  • AppleWorks 6 For Mac OS (Version 6.0, Z691-2344-A, 2000)
  • Mac OS 9 (Version 9.1, 691-2746-A, 2000)

Apple shipped CD bundles in cardboard envelope packages in 2000. Since each computer required a different number of CDs, various envelope sizes were used to accommodate the number of CDs. At least two different envelope designs were used in 2000: a white envelope with a graphite Apple logo and a blue/gray envelope with a white Apple logo.

Stickers for programmable function keys (for original iBook, 1999)

The original “clamshell” iMac shipped with a set of Stickers for programmable function keys in various icon designs. These stickers were designed to be used above the top row of F (function) keys across the top of the iBook.

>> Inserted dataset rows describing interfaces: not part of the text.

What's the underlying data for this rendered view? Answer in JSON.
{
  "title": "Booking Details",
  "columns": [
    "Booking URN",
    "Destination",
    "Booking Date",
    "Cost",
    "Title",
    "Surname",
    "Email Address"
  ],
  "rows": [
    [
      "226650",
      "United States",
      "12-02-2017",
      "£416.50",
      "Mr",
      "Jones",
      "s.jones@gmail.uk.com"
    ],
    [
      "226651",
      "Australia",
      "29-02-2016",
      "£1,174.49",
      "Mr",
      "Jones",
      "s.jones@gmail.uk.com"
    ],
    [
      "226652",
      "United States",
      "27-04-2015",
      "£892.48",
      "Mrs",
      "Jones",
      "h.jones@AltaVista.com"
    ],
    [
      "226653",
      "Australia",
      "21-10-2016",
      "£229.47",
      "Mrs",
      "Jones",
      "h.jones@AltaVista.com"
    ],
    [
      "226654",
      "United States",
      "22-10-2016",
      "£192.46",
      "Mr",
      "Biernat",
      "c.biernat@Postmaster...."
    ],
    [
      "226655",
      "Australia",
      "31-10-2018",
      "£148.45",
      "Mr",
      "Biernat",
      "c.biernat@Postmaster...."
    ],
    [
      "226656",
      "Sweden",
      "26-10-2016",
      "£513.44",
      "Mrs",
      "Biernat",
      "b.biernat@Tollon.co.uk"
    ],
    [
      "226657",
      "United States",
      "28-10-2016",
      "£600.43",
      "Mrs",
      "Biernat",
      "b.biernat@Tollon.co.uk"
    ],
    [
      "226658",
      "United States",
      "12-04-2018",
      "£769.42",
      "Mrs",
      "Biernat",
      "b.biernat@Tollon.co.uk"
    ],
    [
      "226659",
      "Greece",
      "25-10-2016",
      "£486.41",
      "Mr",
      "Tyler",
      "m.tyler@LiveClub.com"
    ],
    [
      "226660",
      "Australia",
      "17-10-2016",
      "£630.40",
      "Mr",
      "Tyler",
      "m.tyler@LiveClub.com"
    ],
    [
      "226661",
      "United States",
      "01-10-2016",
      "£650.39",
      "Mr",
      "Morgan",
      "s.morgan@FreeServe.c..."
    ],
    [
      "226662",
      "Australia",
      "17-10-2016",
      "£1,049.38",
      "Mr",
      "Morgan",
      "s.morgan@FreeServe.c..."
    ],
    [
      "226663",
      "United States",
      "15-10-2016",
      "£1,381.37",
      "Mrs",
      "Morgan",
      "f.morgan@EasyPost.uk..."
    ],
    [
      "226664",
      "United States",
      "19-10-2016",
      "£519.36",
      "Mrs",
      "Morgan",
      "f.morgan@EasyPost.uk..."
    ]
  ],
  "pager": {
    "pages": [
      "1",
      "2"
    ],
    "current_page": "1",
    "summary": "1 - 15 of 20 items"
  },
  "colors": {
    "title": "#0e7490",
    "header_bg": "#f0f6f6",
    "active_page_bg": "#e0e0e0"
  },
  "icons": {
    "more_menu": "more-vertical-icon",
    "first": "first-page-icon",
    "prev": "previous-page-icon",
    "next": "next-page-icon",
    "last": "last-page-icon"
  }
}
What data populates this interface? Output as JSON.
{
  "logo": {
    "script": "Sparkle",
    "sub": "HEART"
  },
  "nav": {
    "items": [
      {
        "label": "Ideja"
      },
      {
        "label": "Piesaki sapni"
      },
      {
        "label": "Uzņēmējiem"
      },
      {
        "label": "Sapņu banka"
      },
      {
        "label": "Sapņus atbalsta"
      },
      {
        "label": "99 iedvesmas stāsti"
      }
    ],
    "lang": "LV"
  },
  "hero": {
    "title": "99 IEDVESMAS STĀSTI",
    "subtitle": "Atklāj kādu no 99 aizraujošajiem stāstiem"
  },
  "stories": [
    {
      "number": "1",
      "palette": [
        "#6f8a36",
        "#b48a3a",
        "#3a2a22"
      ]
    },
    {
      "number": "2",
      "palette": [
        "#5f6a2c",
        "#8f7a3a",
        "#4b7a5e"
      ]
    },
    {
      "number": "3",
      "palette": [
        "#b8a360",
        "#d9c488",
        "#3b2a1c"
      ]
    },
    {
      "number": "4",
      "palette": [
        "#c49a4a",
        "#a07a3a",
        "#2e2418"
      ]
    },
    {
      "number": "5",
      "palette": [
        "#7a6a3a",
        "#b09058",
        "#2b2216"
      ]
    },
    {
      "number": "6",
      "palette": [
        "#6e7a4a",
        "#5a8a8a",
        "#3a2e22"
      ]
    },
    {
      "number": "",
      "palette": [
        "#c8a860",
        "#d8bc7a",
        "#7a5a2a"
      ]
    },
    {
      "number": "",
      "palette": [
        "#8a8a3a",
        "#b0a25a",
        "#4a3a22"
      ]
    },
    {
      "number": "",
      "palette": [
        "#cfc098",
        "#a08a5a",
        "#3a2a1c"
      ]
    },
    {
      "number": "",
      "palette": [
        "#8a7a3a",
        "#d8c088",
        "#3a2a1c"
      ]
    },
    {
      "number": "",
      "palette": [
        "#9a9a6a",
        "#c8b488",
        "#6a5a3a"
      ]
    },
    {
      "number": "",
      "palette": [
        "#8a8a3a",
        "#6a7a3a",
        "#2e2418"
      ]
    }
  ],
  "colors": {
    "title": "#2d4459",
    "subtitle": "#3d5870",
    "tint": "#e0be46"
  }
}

Many of the iBook F-keys were pre-assigned:
F1 and F2—brightness (down and up)
F3 and F4—volume (down and up)
F5—num lock (number lock to allow use of a built-in number keypad)
F6—mute

However, the F7–F13 keys were unassigned. Using the Keyboard System Preferences, users could easily assign functions to these keys. The set of stickers were included to allow users to mark the functions with a custom sticker to help them remember the key’s function.

Although these stickers shipped with all original iBook “clamshell” laptops (blueberry, tangerine, graphite, indigo, and key lime), I have found no Apple documentation that explains their use. I have two versions of the stickers, a blue-gray set from the original iBook release, and a light gray version from the later iBook models.

Source: EveryMac

iBook Power Adapter (1999)

This iBook Power Adapter is for the original iBook models (1999–2001) with the “clamshell” design. The model number is M7387LL/A.

The iBook Power Adapter is in two parts. The round silver “yo-yo” part has a white Apple logo and allows the thin cord that plugs into the iBook power port to wrap around the inside of the circle for storage. The part of the cord that plugs into the wall is primarily white with transparent ends, allowing the internal wiring to be visible. This transparent design aesthetic is consistent with the translucent plastics used on both the iBook and the color iMac models of the time.

This iBook Power Adapter is stored in its original packaging.

AirPort Base Station (original, 1999)

The original AirPort Base Station was released along with the original iBook (blueberry and tangerine) at the 1999 MacWorld conference and expo in New York City. An optional AirPort card was available for the iBook (a repackaged Lucent ORiNOCO Gold Card PC Card adapter) and this graphite AirPort Base Station provided one of the first consumer WiFi base stations that was relatively easy to set up and manage.

The original AirPort system including the AirPort card and AirPort Base Station allowed transfer rates up to 11 Megabits/second.

Soon after MacWorld, Apple began airing a TV commercial for the AirPort Base Station featuring a 1950s-style Sci-Fi soundtrack and the base station flying in like a flying saucer.

Sources: Wikipedia, Museums Victoria (Australia)